Robots are being increasingly utilized in the medical field. But this is not new. For over 30 years, they have been supporting patient care in healthcare facilities worldwide. Perhaps the best-known robot-based system from this “pioneer era” is the da Vinci Surgical System. Despite this “tradition,” however, the age of medical robotics has only just begun, as a new breed of sensitive and collaborative robots is poised to shape the future of robotics in medicine.
The International Federation of Robotics (IFR) is the primary global resource for data on robotics. While the worldwide figures on industrial robotics are considered to be accurate, those for service robotics are seen only as trend indicators and are often underestimated
OP-ED – Robots and artificial intelligence promise to improve the way we sort and recover waste. This will not be enough, however: we must also rethink the way we produce and consume. On 18 January 2019, the French government signed the “Waste Transformation and Recovery” industry contract, which makes digital, robotics and artificial intelligence (AI) technologies a cornerstone of the industry’s global competitiveness.
Like many other industries, the packaging sector constantly adapts to market requirements. Changes are being influenced by factors such as regulation, skills shortages and digital transformation. To turn these challenges into opportunities, innovative companies are increasingly relying on solutions such as human-robot collaboration and the use of artificial intelligence to manage intensive data processing.
The concept of “disruptive innovation” was introduced by Clayton M. Christensen in his 1997 book The Innovator’s Dilemma.

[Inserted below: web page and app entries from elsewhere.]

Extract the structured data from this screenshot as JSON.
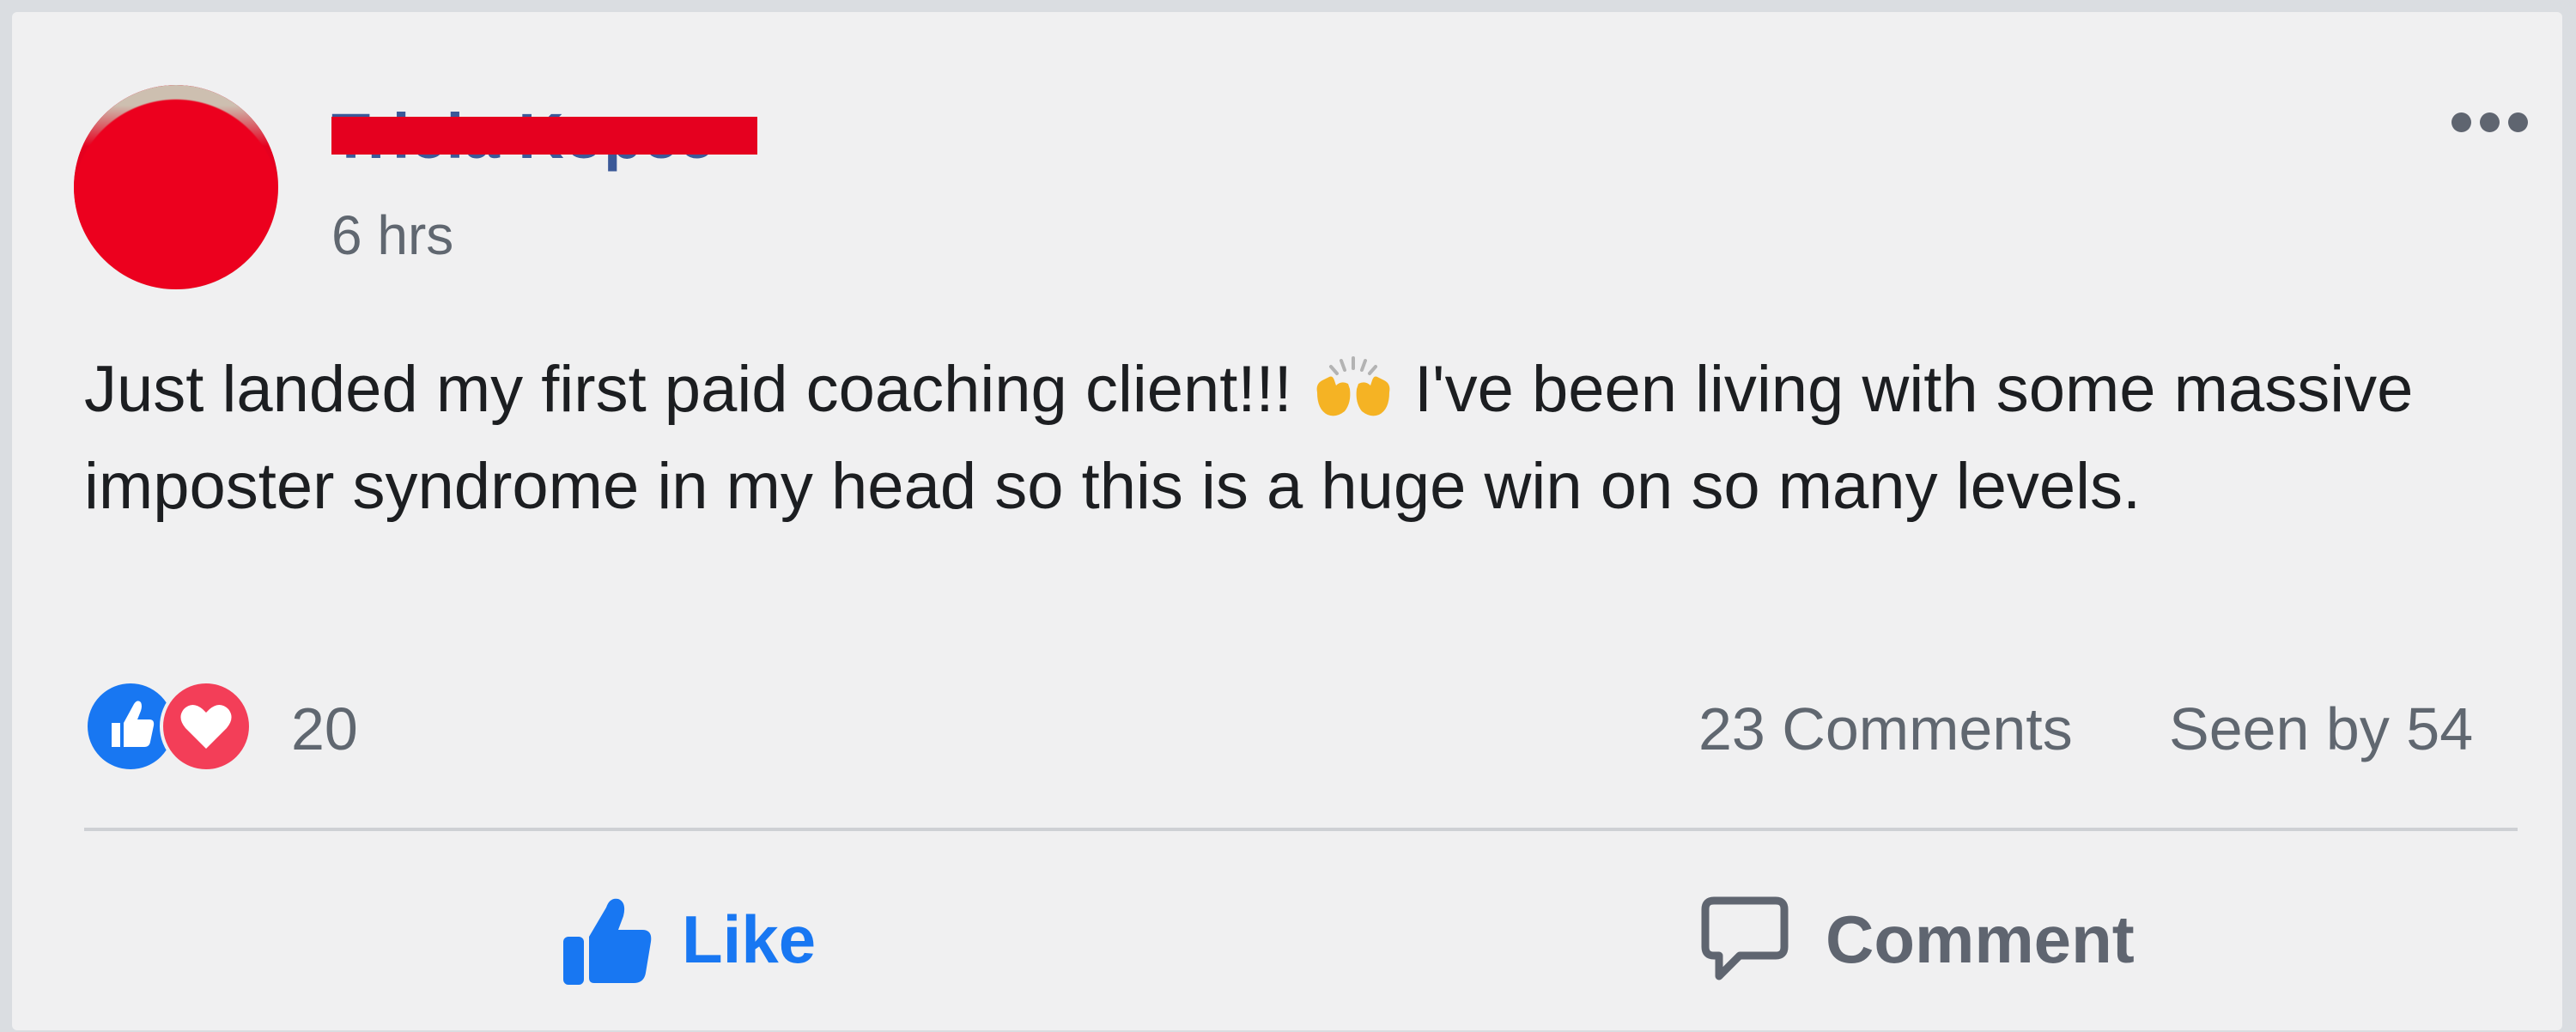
{
  "post": {
    "author_name": "Tricia Kopec",
    "timestamp": "6 hrs",
    "text_parts": [
      "Just landed my first paid coaching client!!! ",
      " I've been living with some massive imposter syndrome in my head so this is a huge win on so many levels."
    ],
    "inline_emoji": "raising-hands-emoji"
  },
  "stats": {
    "reaction_count": "20",
    "comments": "23 Comments",
    "seen_by": "Seen by 54"
  },
  "actions": {
    "like_label": "Like",
    "comment_label": "Comment"
  },
  "icons": {
    "more": "more-options-icon",
    "reaction_like": "like-reaction-icon",
    "reaction_love": "love-reaction-icon",
    "like_button": "thumbs-up-icon",
    "comment_button": "speech-bubble-icon"
  },
  "colors": {
    "brand_blue": "#1877f2",
    "love_red": "#f33e58",
    "redaction_red": "#e5001f",
    "secondary_text": "#606770",
    "primary_text": "#1c1e21",
    "card_bg": "#f0f0f1"
  }
}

Alongside this, “paradigm”, has taken on a broader connotation in the philosophy of science since Thomas S. Kuhn’s The Structure of Scientific Revolutions. Despite the unprecedented speed and amplitude of technological innovation, the term “disruption” has given way to the word “transformation”. This is not only a question of semantics, but a position that fundamentally shapes the questions we ask.

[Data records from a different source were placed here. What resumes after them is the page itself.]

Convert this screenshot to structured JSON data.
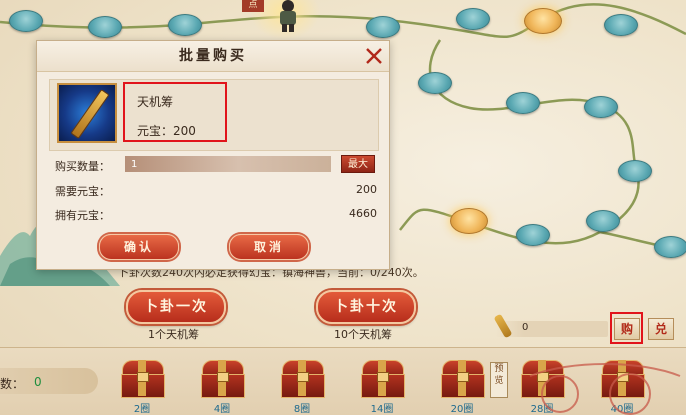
{
  "dialog": {
    "title": "批量购买",
    "item_name": "天机筹",
    "price_label": "元宝：200",
    "qty_label": "购买数量：",
    "qty_value": "1",
    "max_label": "最大",
    "need_label": "需要元宝：",
    "need_value": "200",
    "own_label": "拥有元宝：",
    "own_value": "4660",
    "confirm_label": "确认",
    "cancel_label": "取消"
  },
  "map": {
    "node_label": "点"
  },
  "info_line": "卜卦次数240次内必定获得幻宝：镇海神兽，当前：0/240次。",
  "actions": {
    "once_label": "卜卦一次",
    "once_cost": "1个天机筹",
    "ten_label": "卜卦十次",
    "ten_cost": "10个天机筹",
    "token_count": "0",
    "buy_label": "购",
    "exchange_label": "兑"
  },
  "bottom": {
    "count_label": "数：",
    "count_value": "0",
    "preview_label": "预览",
    "chests": [
      "2圈",
      "4圈",
      "8圈",
      "14圈",
      "20圈",
      "28圈",
      "40圈"
    ]
  },
  "colors": {
    "highlight": "#e1141b",
    "red_button": "#b72d1c",
    "node_teal": "#5aa8b2",
    "node_gold": "#f0b65a"
  }
}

While the European Commission today feels it is necessary to specify a set of rules, namely in terms of liability, transparency and accountability for AI and robotics companies, 220 experts in robotics and Artificial Intelligence ethics signed an open letter in April 2018 to dissuade the Commission from making robots legally liable for their acts or omissions.
Generally speaking, cleaning activities entail a great variety of manual tasks requiring the people who carry them out to be highly mobile. Many robotic or mobile handling systems could be of interest in this type of situation. The very context of cleaning requires systems that are simple to implement with minimum constraints for operators.
Industry 4.0 is all about streamlining the manufacturing/production process and the supply chain by incorporating new technologies such as sensors, IoT, informatics, digital, AI, connectivity, 3D printing, robotics and others. Industry 4.0 is obviously highly technological, with an aim of efficiency, and humans may or may not be physically present in the process. It involves practical execution of manufacturing. Optimization does not only mean improved productivity, of course. By focusing on humans, Industry 4.0 above all helps to eliminate overly strenuous or mind-numbing work.